I also have grave reservations about having a day where you “have to” eat what you’ve been craving for all week. If you’re eating the right diet, you are less likely to have cravings. If you are craving a food because you are addicted to it, reinforcing the addiction once a week is not going to help. If you are craving because you are missing out on essential nutrients, better to find out what they are and correct the imbalance. I’m not saying don’t eat a little of what you fancy from time to time. It’s only human to do that. But don’t build it into your week.

Bill recommends that you drink two glasses of water WITH a meal. But I’d prefer to go with Dr F. Batmanghelid, author of “Your Body’s Many Cries For Water – You Are Not Sick, You Are Thirsty” opinion on this one. He is considered by many to be the leading expert on water,and he recommends drinking a glass of water half an hour before every meal to “prime” the digestive system. But says you should then not drink for a couple of hours afterwards, so as not to dilute the digestive juices.

It is good to make sure you do get enough water though, so drink plenty first thing in the morning and between meals. Some people like iced water, but others find it too much of a shock to the system. And avoid tap water (fluoridated and chlorinated) where possible – mineral water is better.


Other aspects

Bill seems like a good motivator and I agree with some of his ideas on goal setting and positive living. Using the power of the mind over the body does, as he says, allow you to work much harder. He provides a support network on his website and through an 1-800 number.



This program looks like it may be effective in the short term. However, I would be interested to see the health of people who have been following the program for longer than a year. For protein types, problems could show up even quicker. The long term effects are likely to include :

  • Overtraining
  • “Rebound” weight gain
  • Signs of malnutrition, especially in protein types
  • Chronic fatigue and other chronic illnesses

If you’re still really keen to get that lean sculpted look, give it a go. But I would highly recommend eating according to your metabolic type, instead of using his diet outlines. And be aware that that level of intense exercise can’t be sustained in the long term. You may wish to drop down to weights twice a week and aerobics twice a week after a while. The remaining days you can do something lower intensity like walking. Finally, be on the lookout for signs that you are overdoing it or not giving your body the nutrients it needs.

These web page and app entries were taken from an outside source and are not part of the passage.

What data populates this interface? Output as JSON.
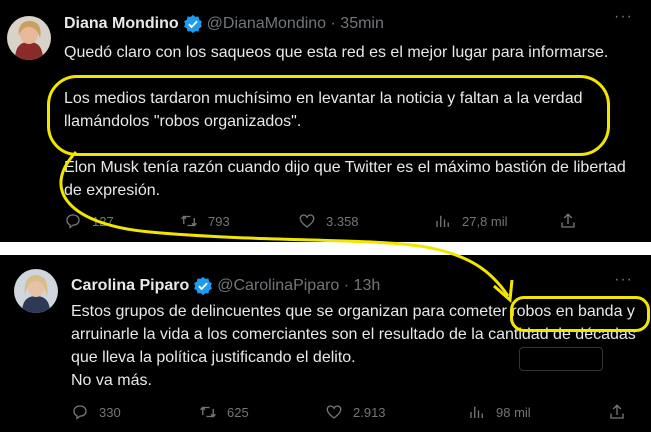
{
  "tweets": [
    {
      "author": "Diana Mondino",
      "handle": "@DianaMondino",
      "time": "35min",
      "paragraphs": [
        "Quedó claro con los saqueos que esta red es el mejor lugar para informarse.",
        "Los medios tardaron muchísimo en levantar la noticia y faltan a la verdad llamándolos \"robos organizados\".",
        "Elon Musk tenía razón cuando dijo que Twitter es el máximo bastión de libertad de expresión."
      ],
      "stats": {
        "replies": "127",
        "retweets": "793",
        "likes": "3.358",
        "views": "27,8 mil"
      }
    },
    {
      "author": "Carolina Piparo",
      "handle": "@CarolinaPiparo",
      "time": "13h",
      "paragraphs": [
        "Estos grupos de delincuentes que se organizan para cometer robos en banda y arruinarle la vida a los comerciantes son el resultado de la cantidad de décadas que lleva la política justificando el delito.",
        "No va más."
      ],
      "stats": {
        "replies": "330",
        "retweets": "625",
        "likes": "2.913",
        "views": "98 mil"
      }
    }
  ],
  "colors": {
    "background": "#000000",
    "text": "#e7e9ea",
    "muted": "#71767b",
    "verified": "#1d9bf0",
    "annotation": "#f2e600"
  },
  "icons": [
    "verified-badge-icon",
    "more-icon",
    "reply-icon",
    "retweet-icon",
    "like-icon",
    "views-icon",
    "share-icon"
  ]
}
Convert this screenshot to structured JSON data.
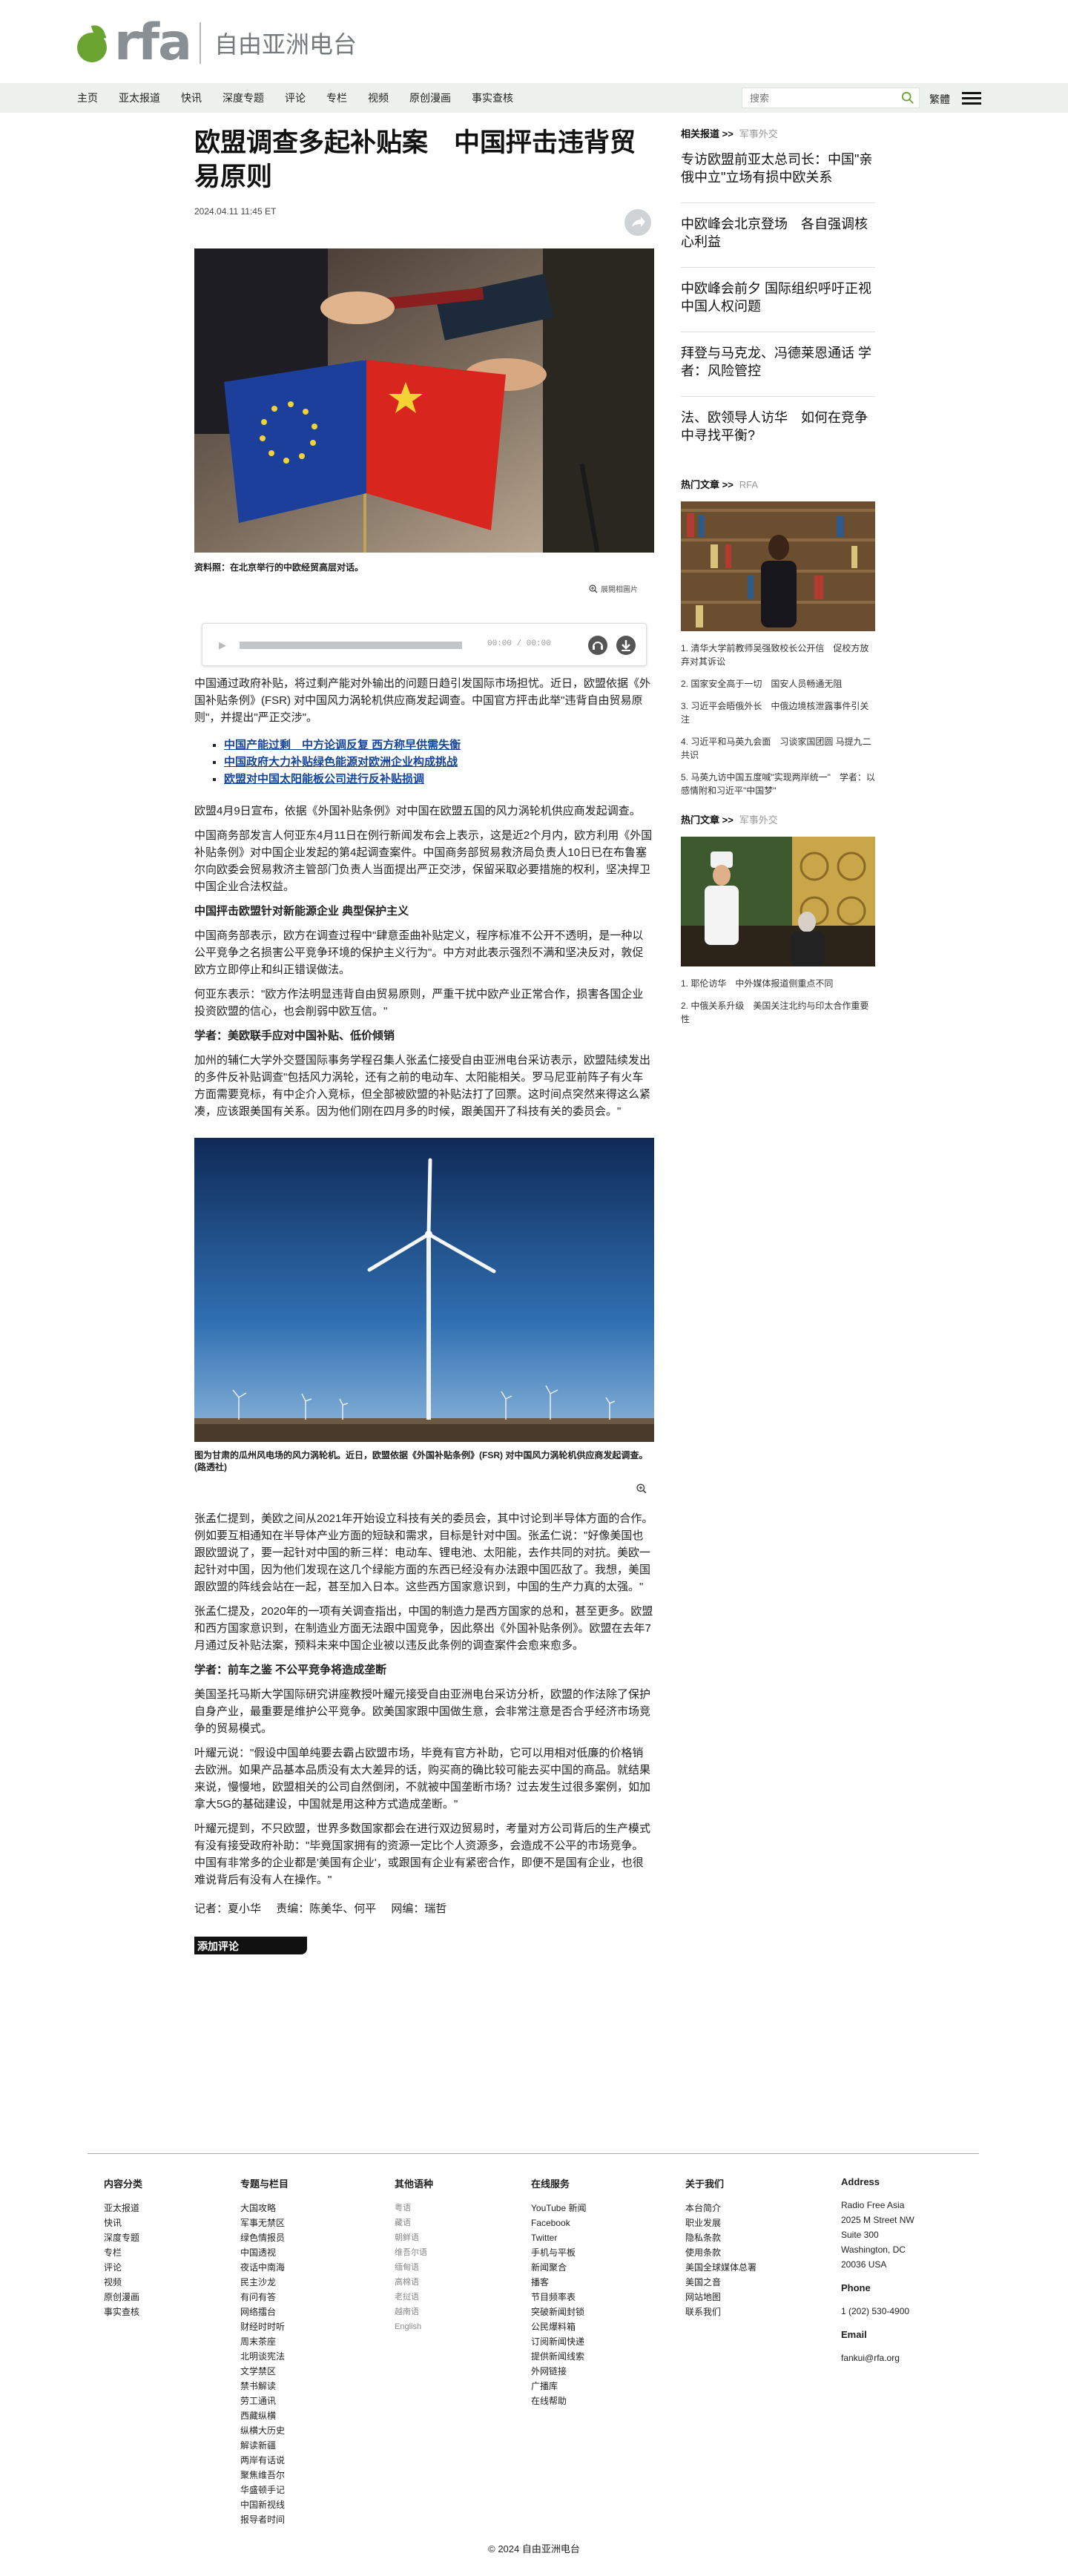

My perspectives on this program are those of a nutritionist and a gym-user. To give you another perspective, that of a personal trainer (PT), here is a conversation overheard just after I started to write this review. An American visiting New Zealand for 3 months came into a local gym to sign up, and spoke with one of the trainers.

New member : Have you heard of Body For Life?

Trainer : Oh, yeah, it’s as common as muck.

Member (looking surprised): Is that a New Zealandism?

Trainer : Yes, it means it’s everywhere, like muck.

Member : So you don’t think much of it then?

Trainer : It’s vanilla.

Member : How do you mean?

Trainer : It’s just what any PT anywhere would come up with.

Member : I’ve been hanging around gyms for years, I need something with structure.

Trainer : Well, it’s certainly got that.


This particular trainer obviously doesn’t have a very high opinion of BFL!,

Since posting this page, we have talked to a couple of other trainers. In their experience, everybody who tried BFL found it not sustainable in the long term.